## [Activity]
Would you please report how many lines of the listing contain "icon"? Reply with that number only.

** Dataset records follows **

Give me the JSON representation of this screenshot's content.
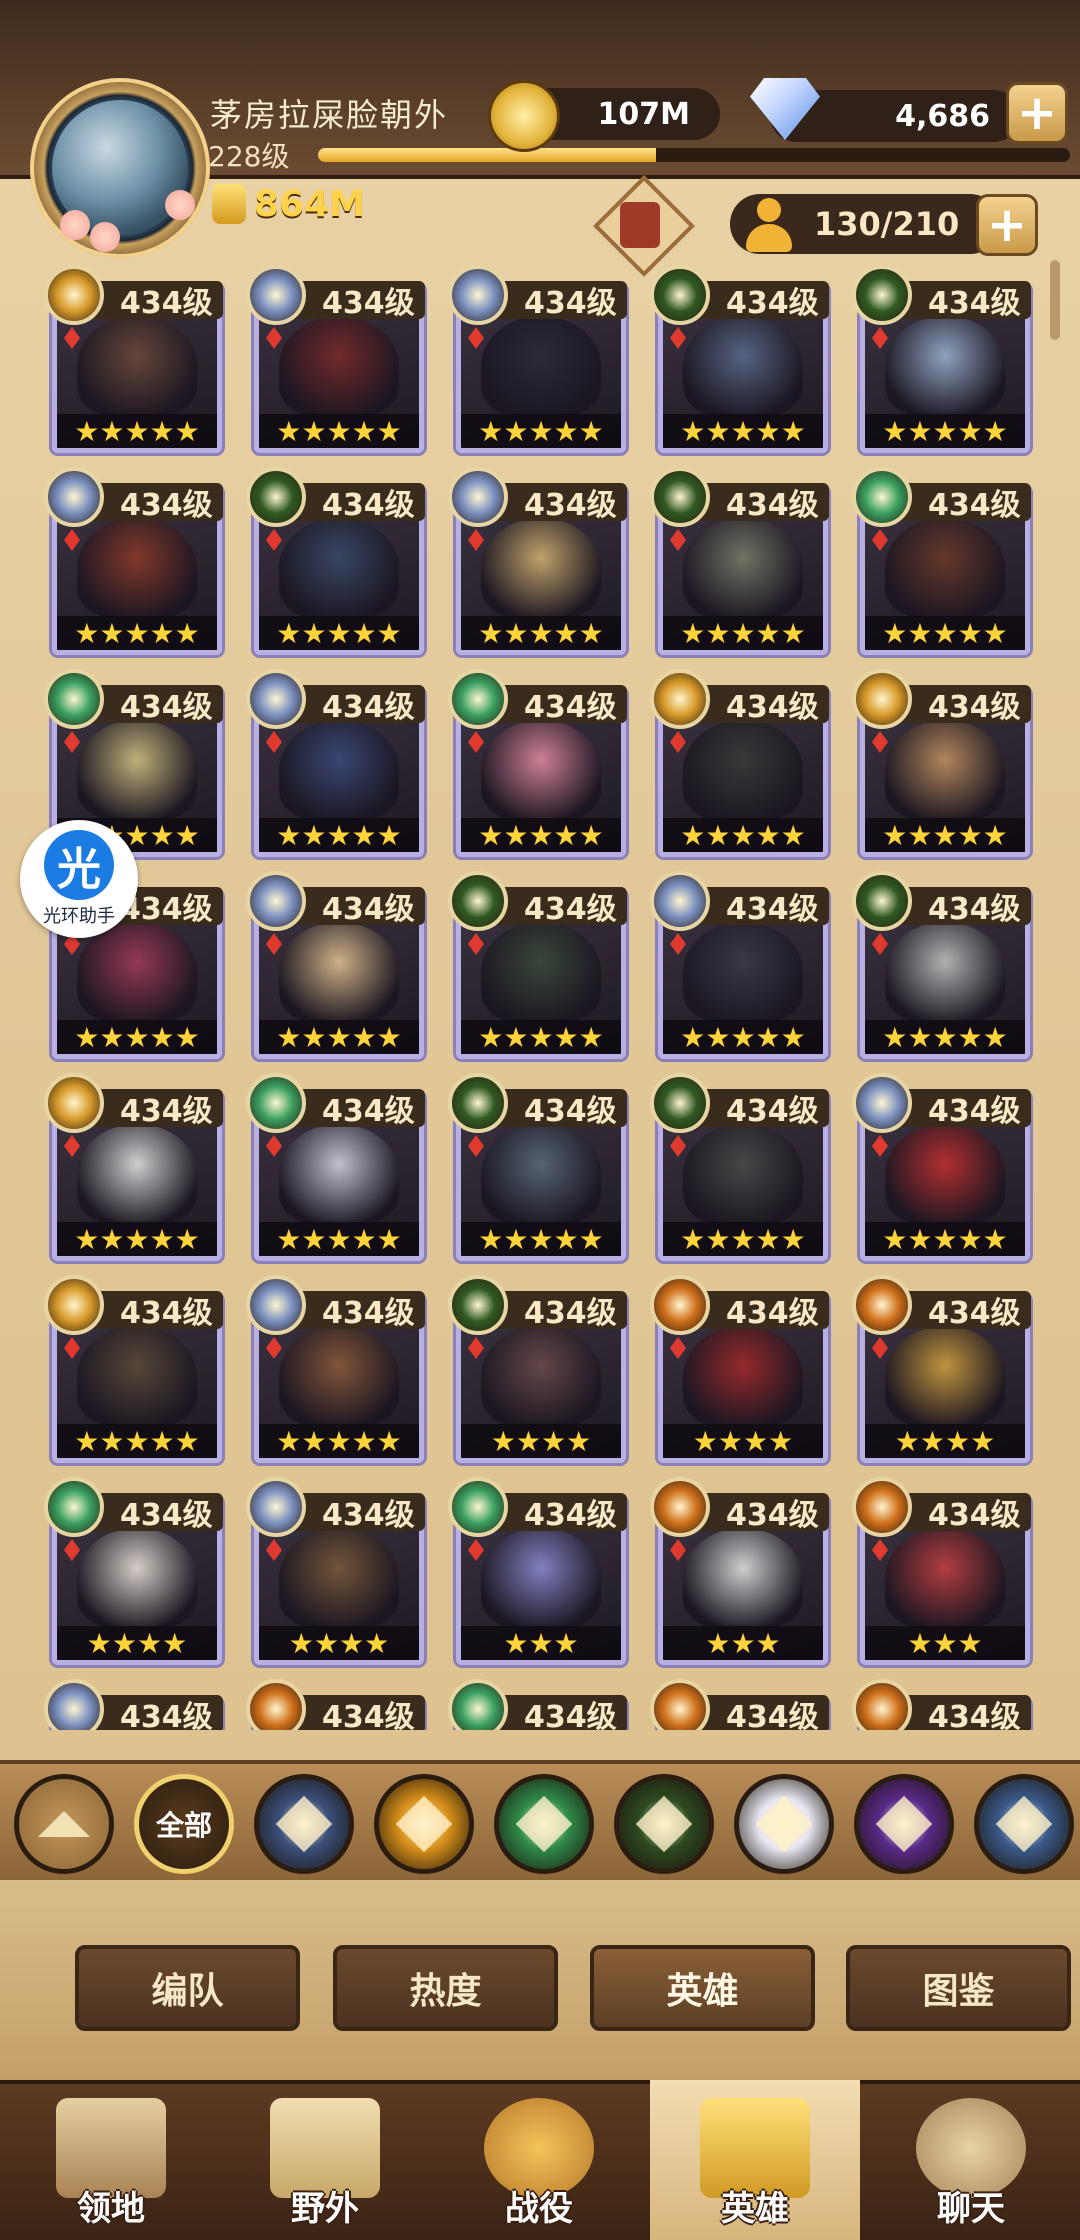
{
  "player": {
    "name": "茅房拉屎脸朝外",
    "level": "228级",
    "power": "864M",
    "xp_fraction": 0.45
  },
  "resources": {
    "gold": "107M",
    "gems": "4,686",
    "hero_count": "130/210"
  },
  "helper": {
    "logo_char": "光",
    "label": "光环助手"
  },
  "heroes": {
    "rows": [
      [
        {
          "level": "434级",
          "stars": "★★★★★",
          "faction": "lightbearer",
          "hue": "#6b4a3a"
        },
        {
          "level": "434级",
          "stars": "★★★★★",
          "faction": "celestial",
          "hue": "#7a2a2a"
        },
        {
          "level": "434级",
          "stars": "★★★★★",
          "faction": "celestial",
          "hue": "#2a2a3a"
        },
        {
          "level": "434级",
          "stars": "★★★★★",
          "faction": "graveborn",
          "hue": "#5a6a8a"
        },
        {
          "level": "434级",
          "stars": "★★★★★",
          "faction": "graveborn",
          "hue": "#9ab0d0"
        }
      ],
      [
        {
          "level": "434级",
          "stars": "★★★★★",
          "faction": "celestial",
          "hue": "#8a3a2a"
        },
        {
          "level": "434级",
          "stars": "★★★★★",
          "faction": "graveborn",
          "hue": "#3a4a6a"
        },
        {
          "level": "434级",
          "stars": "★★★★★",
          "faction": "celestial",
          "hue": "#d0b070"
        },
        {
          "level": "434级",
          "stars": "★★★★★",
          "faction": "graveborn",
          "hue": "#7a7a6a"
        },
        {
          "level": "434级",
          "stars": "★★★★★",
          "faction": "wilder",
          "hue": "#6a3a2a"
        }
      ],
      [
        {
          "level": "434级",
          "stars": "★★★★★",
          "faction": "wilder",
          "hue": "#d0c080"
        },
        {
          "level": "434级",
          "stars": "★★★★★",
          "faction": "celestial",
          "hue": "#3a4a7a"
        },
        {
          "level": "434级",
          "stars": "★★★★★",
          "faction": "wilder",
          "hue": "#e08aa0"
        },
        {
          "level": "434级",
          "stars": "★★★★★",
          "faction": "lightbearer",
          "hue": "#3a3a3a"
        },
        {
          "level": "434级",
          "stars": "★★★★★",
          "faction": "lightbearer",
          "hue": "#c09060"
        }
      ],
      [
        {
          "level": "434级",
          "stars": "★★★★★",
          "faction": "mauler",
          "hue": "#a03a5a"
        },
        {
          "level": "434级",
          "stars": "★★★★★",
          "faction": "celestial",
          "hue": "#e0c090"
        },
        {
          "level": "434级",
          "stars": "★★★★★",
          "faction": "graveborn",
          "hue": "#3a4a3a"
        },
        {
          "level": "434级",
          "stars": "★★★★★",
          "faction": "celestial",
          "hue": "#3a3a4a"
        },
        {
          "level": "434级",
          "stars": "★★★★★",
          "faction": "graveborn",
          "hue": "#c0c0c0"
        }
      ],
      [
        {
          "level": "434级",
          "stars": "★★★★★",
          "faction": "lightbearer",
          "hue": "#e0e0e0"
        },
        {
          "level": "434级",
          "stars": "★★★★★",
          "faction": "wilder",
          "hue": "#d0d0e0"
        },
        {
          "level": "434级",
          "stars": "★★★★★",
          "faction": "graveborn",
          "hue": "#5a6a7a"
        },
        {
          "level": "434级",
          "stars": "★★★★★",
          "faction": "graveborn",
          "hue": "#4a4a4a"
        },
        {
          "level": "434级",
          "stars": "★★★★★",
          "faction": "celestial",
          "hue": "#c03030"
        }
      ],
      [
        {
          "level": "434级",
          "stars": "★★★★★",
          "faction": "lightbearer",
          "hue": "#5a4a3a"
        },
        {
          "level": "434级",
          "stars": "★★★★★",
          "faction": "celestial",
          "hue": "#8a5a3a"
        },
        {
          "level": "434级",
          "stars": "★★★★",
          "faction": "graveborn",
          "hue": "#6a4a4a"
        },
        {
          "level": "434级",
          "stars": "★★★★",
          "faction": "mauler",
          "hue": "#a02a2a"
        },
        {
          "level": "434级",
          "stars": "★★★★",
          "faction": "mauler",
          "hue": "#d0a040"
        }
      ],
      [
        {
          "level": "434级",
          "stars": "★★★★",
          "faction": "wilder",
          "hue": "#e8e0d8"
        },
        {
          "level": "434级",
          "stars": "★★★★",
          "faction": "celestial",
          "hue": "#7a5a3a"
        },
        {
          "level": "434级",
          "stars": "★★★",
          "faction": "wilder",
          "hue": "#8a8ad0"
        },
        {
          "level": "434级",
          "stars": "★★★",
          "faction": "mauler",
          "hue": "#e0e0e0"
        },
        {
          "level": "434级",
          "stars": "★★★",
          "faction": "mauler",
          "hue": "#c04040"
        }
      ],
      [
        {
          "level": "434级",
          "stars": "",
          "faction": "celestial",
          "hue": "#6a5a4a"
        },
        {
          "level": "434级",
          "stars": "",
          "faction": "mauler",
          "hue": "#6a5a4a"
        },
        {
          "level": "434级",
          "stars": "",
          "faction": "wilder",
          "hue": "#6a5a4a"
        },
        {
          "level": "434级",
          "stars": "",
          "faction": "mauler",
          "hue": "#6a5a4a"
        },
        {
          "level": "434级",
          "stars": "",
          "faction": "mauler",
          "hue": "#6a5a4a"
        }
      ]
    ]
  },
  "filters": {
    "all_label": "全部",
    "items": [
      {
        "name": "lightbearer",
        "color": "#3a4f7a"
      },
      {
        "name": "mauler",
        "color": "#d8901a"
      },
      {
        "name": "wilder",
        "color": "#2f8a4a"
      },
      {
        "name": "graveborn",
        "color": "#2d4a22"
      },
      {
        "name": "celestial",
        "color": "#e8e8f2"
      },
      {
        "name": "hypogean",
        "color": "#5a2a8a"
      },
      {
        "name": "dimensional",
        "color": "#3a5a8a"
      }
    ]
  },
  "tabs": [
    {
      "label": "编队",
      "active": false
    },
    {
      "label": "热度",
      "active": false
    },
    {
      "label": "英雄",
      "active": true
    },
    {
      "label": "图鉴",
      "active": false
    }
  ],
  "bottom_nav": [
    {
      "label": "领地",
      "icon": "castle-icon",
      "active": false
    },
    {
      "label": "野外",
      "icon": "scroll-map-icon",
      "active": false
    },
    {
      "label": "战役",
      "icon": "sword-crest-icon",
      "active": false
    },
    {
      "label": "英雄",
      "icon": "hero-helmet-icon",
      "active": true
    },
    {
      "label": "聊天",
      "icon": "chat-bubble-icon",
      "active": false
    }
  ],
  "colors": {
    "faction_lightbearer": "#d89a2a",
    "faction_mauler": "#d0701a",
    "faction_wilder": "#3aa060",
    "faction_graveborn": "#2f5a22",
    "faction_celestial": "#7a90c0"
  }
}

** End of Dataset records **

## [Answer]
5